 A pilot program launched last year called “OnBase” ensures invoices get paid, even when government operations are being run with minimal staff.  One of the reasons why Erie County vendors and agencies that conduct business with Erie County will be paid in a timely manner is the implementation of this streamlined and electronic process to pay those invoices.

 “We started the paperless program last year to handle the processing of some 50,000 invoices online.  Because of that, our employees can now process payments off-site.  While the necessity to do this work from home for the time being is new, it has been standard procedure in our office for a while now to process payments online. That is working very effectively.”

 Prior to the modernization of the payment process within Erie County government, there were 53 steps or processes involved in getting vendors paid; from the time an invoice is received from a department to the time a check is cut.  Now with the streamlined, paperless system, we have reduced the number of steps in the Comptroller’s office from 20 to 6 simple, electronic steps allowing a vendor to easily be paid.  The work flow process in other departments handling that invoice has also been reduced as a result.

 “Before I started this electronic, paperless initiative, those invoices were processed slowly, by hand.  Because of that, our employees can now process payments off-site.  It’s been standard procedure in our office.  It is working very effectively.  With so much uncertainty, and with businesses being negatively impacted by COVID-19, the certainty of being paid in prompt fashion from the Erie County Comptroller’s office once we receive that invoice is one less thing they have to worry about,” said Comptroller Mychajliw.

 It had been 30 years since the process was last updated, and Erie County’s Chief Fiscal Officer recognized there was a better way of doing things.  Under the old, antiquated, paper-based payment system, it took an average of two weeks to process a payment.  Now with the electronic system put into place by Comptroller Mychajliw, it takes on average one week to process payments to our vendors and partners in government.

Under the leadership of both Comptroller Mychajliw and Cheryl Mekarski of the Accounts Payable division, the paperless process operates efficiently utilizing SAP, the County’s Enterprise Resource Planning system and OnBase Document Management system software. 

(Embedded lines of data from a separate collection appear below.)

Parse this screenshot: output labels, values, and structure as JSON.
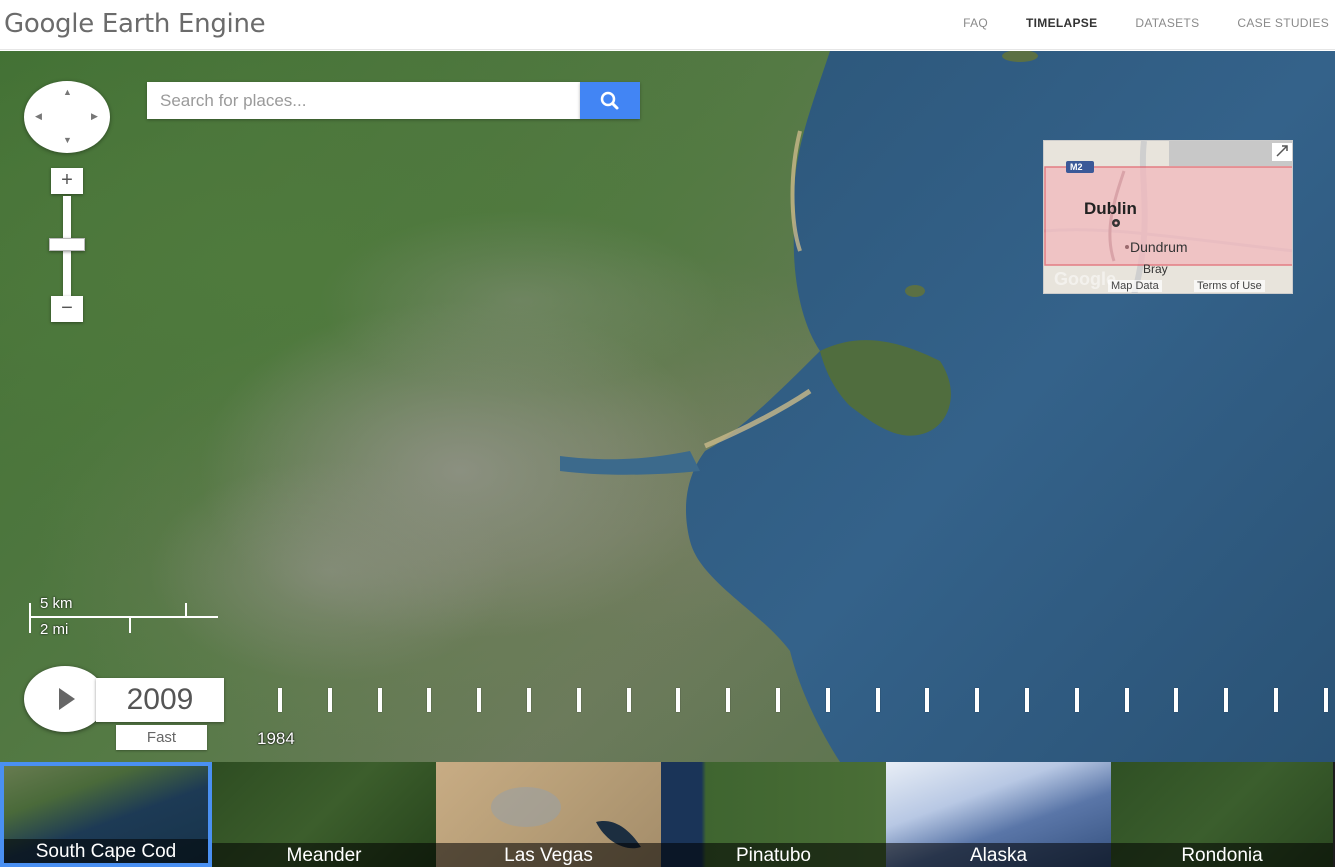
{
  "header": {
    "logo": "Google Earth Engine",
    "nav": [
      "FAQ",
      "TIMELAPSE",
      "DATASETS",
      "CASE STUDIES"
    ],
    "active_nav": "TIMELAPSE"
  },
  "search": {
    "placeholder": "Search for places...",
    "value": ""
  },
  "map": {
    "zoom_level": 0.45
  },
  "minimap": {
    "labels": [
      "Dublin",
      "Dundrum",
      "Bray"
    ],
    "road_badge": "M2",
    "map_data": "Map Data",
    "terms": "Terms of Use",
    "logo_text": "Google"
  },
  "scale": {
    "metric": "5 km",
    "imperial": "2 mi"
  },
  "timeline": {
    "current_year": "2009",
    "speed": "Fast",
    "start_year": "1984",
    "tick_count": 22
  },
  "thumbnails": [
    {
      "label": "South Cape Cod",
      "active": true
    },
    {
      "label": "Meander",
      "active": false
    },
    {
      "label": "Las Vegas",
      "active": false
    },
    {
      "label": "Pinatubo",
      "active": false
    },
    {
      "label": "Alaska",
      "active": false
    },
    {
      "label": "Rondonia",
      "active": false
    }
  ],
  "colors": {
    "accent": "#4285f4",
    "sea": "#2f5a80",
    "land": "#4f7a3d"
  }
}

“Before this, it took multiple steps before a check was actually mailed.  That is so typical of government.  It was a great waste of resources.  Paper gets lost in the shuffle.  Departments could not communicate with one another.  A paper invoice could sit on someone’s desk for months and no one else would know.  Now there’s an electronic accountability of making sure vendors are paid quickly.  We can track invoices and pay them like never before,” said Mekarski.

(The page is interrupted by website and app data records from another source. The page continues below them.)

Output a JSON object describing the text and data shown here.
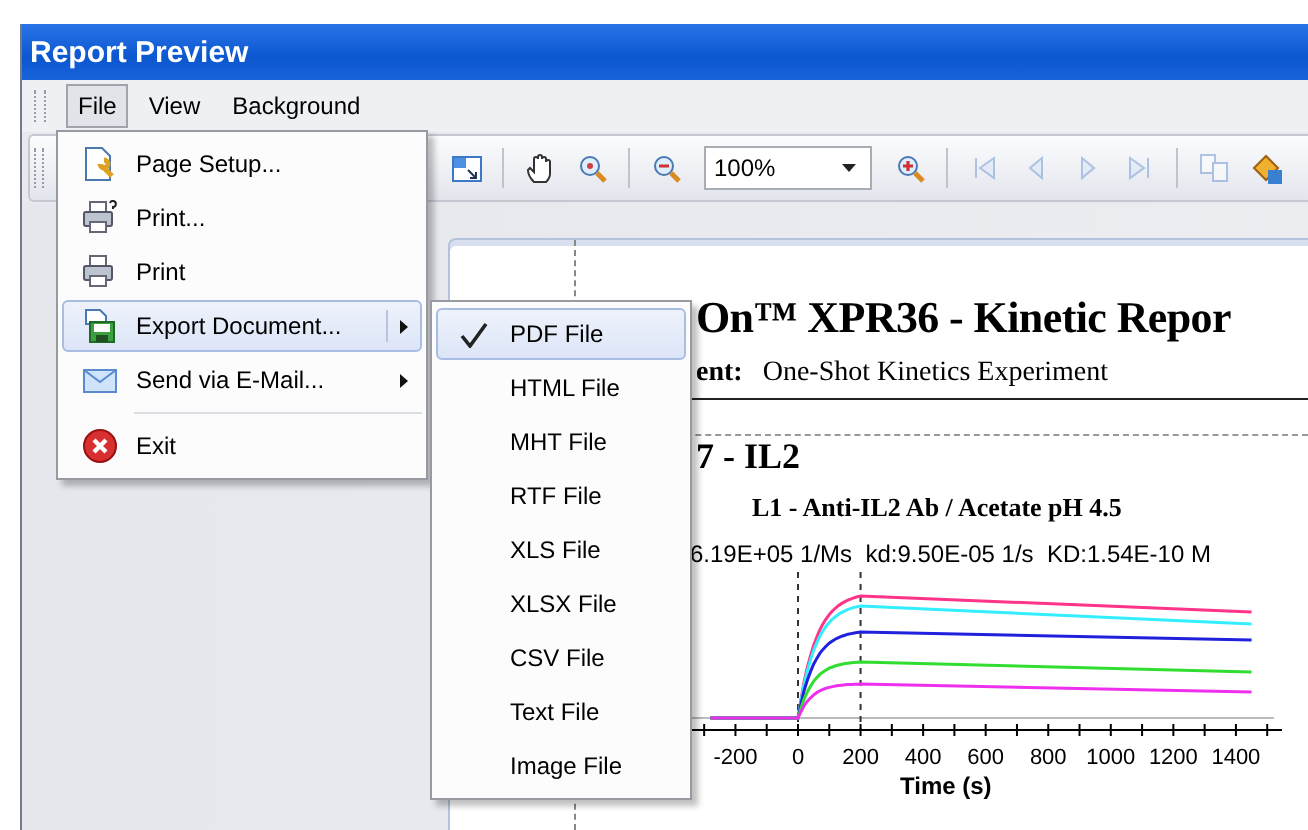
{
  "window": {
    "title": "Report Preview"
  },
  "menu_bar": [
    {
      "label": "File",
      "selected": true
    },
    {
      "label": "View",
      "selected": false
    },
    {
      "label": "Background",
      "selected": false
    }
  ],
  "toolbar": {
    "buttons": [
      {
        "kind": "fit",
        "disabled": false
      },
      {
        "kind": "separator"
      },
      {
        "kind": "hand",
        "disabled": false
      },
      {
        "kind": "magnifier",
        "disabled": false
      },
      {
        "kind": "separator"
      },
      {
        "kind": "zoom-out",
        "disabled": false
      },
      {
        "kind": "combo",
        "value": "100%",
        "disabled": false
      },
      {
        "kind": "zoom-in",
        "disabled": false
      },
      {
        "kind": "separator"
      },
      {
        "kind": "first",
        "disabled": true
      },
      {
        "kind": "previous",
        "disabled": true
      },
      {
        "kind": "next",
        "disabled": true
      },
      {
        "kind": "last",
        "disabled": true
      },
      {
        "kind": "separator"
      },
      {
        "kind": "pages",
        "disabled": true
      },
      {
        "kind": "fill",
        "disabled": false
      }
    ]
  },
  "file_menu": [
    {
      "kind": "item",
      "label": "Page Setup...",
      "submenu": false,
      "selected": false
    },
    {
      "kind": "item",
      "label": "Print...",
      "submenu": false,
      "selected": false
    },
    {
      "kind": "item",
      "label": "Print",
      "submenu": false,
      "selected": false
    },
    {
      "kind": "item",
      "label": "Export Document...",
      "submenu": true,
      "selected": true
    },
    {
      "kind": "item",
      "label": "Send via E-Mail...",
      "submenu": true,
      "selected": false
    },
    {
      "kind": "separator"
    },
    {
      "kind": "item",
      "label": "Exit",
      "submenu": false,
      "selected": false
    }
  ],
  "export_menu": [
    {
      "label": "PDF File",
      "checked": true,
      "selected": true
    },
    {
      "label": "HTML File",
      "checked": false,
      "selected": false
    },
    {
      "label": "MHT File",
      "checked": false,
      "selected": false
    },
    {
      "label": "RTF File",
      "checked": false,
      "selected": false
    },
    {
      "label": "XLS File",
      "checked": false,
      "selected": false
    },
    {
      "label": "XLSX File",
      "checked": false,
      "selected": false
    },
    {
      "label": "CSV File",
      "checked": false,
      "selected": false
    },
    {
      "label": "Text File",
      "checked": false,
      "selected": false
    },
    {
      "label": "Image File",
      "checked": false,
      "selected": false
    }
  ],
  "page": {
    "title": "On™ XPR36 - Kinetic Repor",
    "experiment_label": "ent:",
    "experiment": "One-Shot Kinetics Experiment",
    "section": "7 - IL2",
    "chart_title": "L1 - Anti-IL2 Ab / Acetate pH 4.5",
    "parameters": "6.19E+05 1/Ms  kd:9.50E-05 1/s  KD:1.54E-10 M",
    "x_tick_labels": [
      "-200",
      "0",
      "200",
      "400",
      "600",
      "800",
      "1000",
      "1200",
      "1400"
    ],
    "x_label": "Time (s)"
  }
}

The multiple-step, multiple-person process was time consuming, burdensome, and with today’s technology, completely unnecessary.

This initiative allows all invoices to be sent electronically to the office of Erie County Comptroller via a secure system utilizing the county’s scanning network that was already in place.  Prior to this, all invoices were mailed or hand-delivered.

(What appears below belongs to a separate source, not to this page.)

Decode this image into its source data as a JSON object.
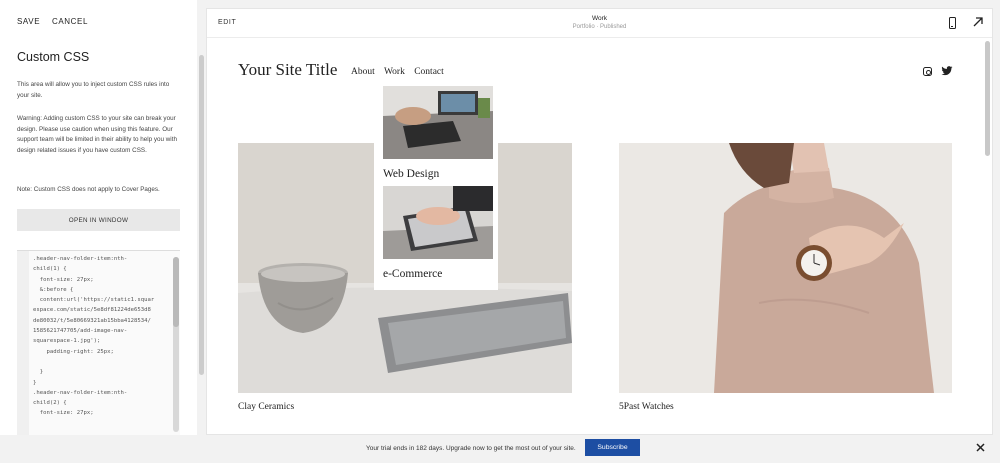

Modernizing and streamlining the process made it quicker and easier to make payments.  The current epidemic only highlights the necessity for such an efficient operation.  With so many people being told to stay home from work, and social distancing now the norm, the multiple steps, and people that had been required in the past to handle the invoices and make the payments would have become a major issue.

“The last thing people, county departments, or businesses need right now is to be told they have to wait for a payment.  Every day this shutdown continues is another day of lost revenue for so many.  We are living in trying times.  We can at least assure them that through this program, they will get paid in a timely manner,” added Mekarski.

“The ‘old way’ of doing things was archaic and slow.  It was about time Erie County government left the Stone Age and entered the Information Age.  We will continue to look for ways to operate more efficiently and effectively.  Our office is accomplishing that because of changes we made, even as our employees work through the global epidemic challenges,” concluded Comptroller Mychajliw.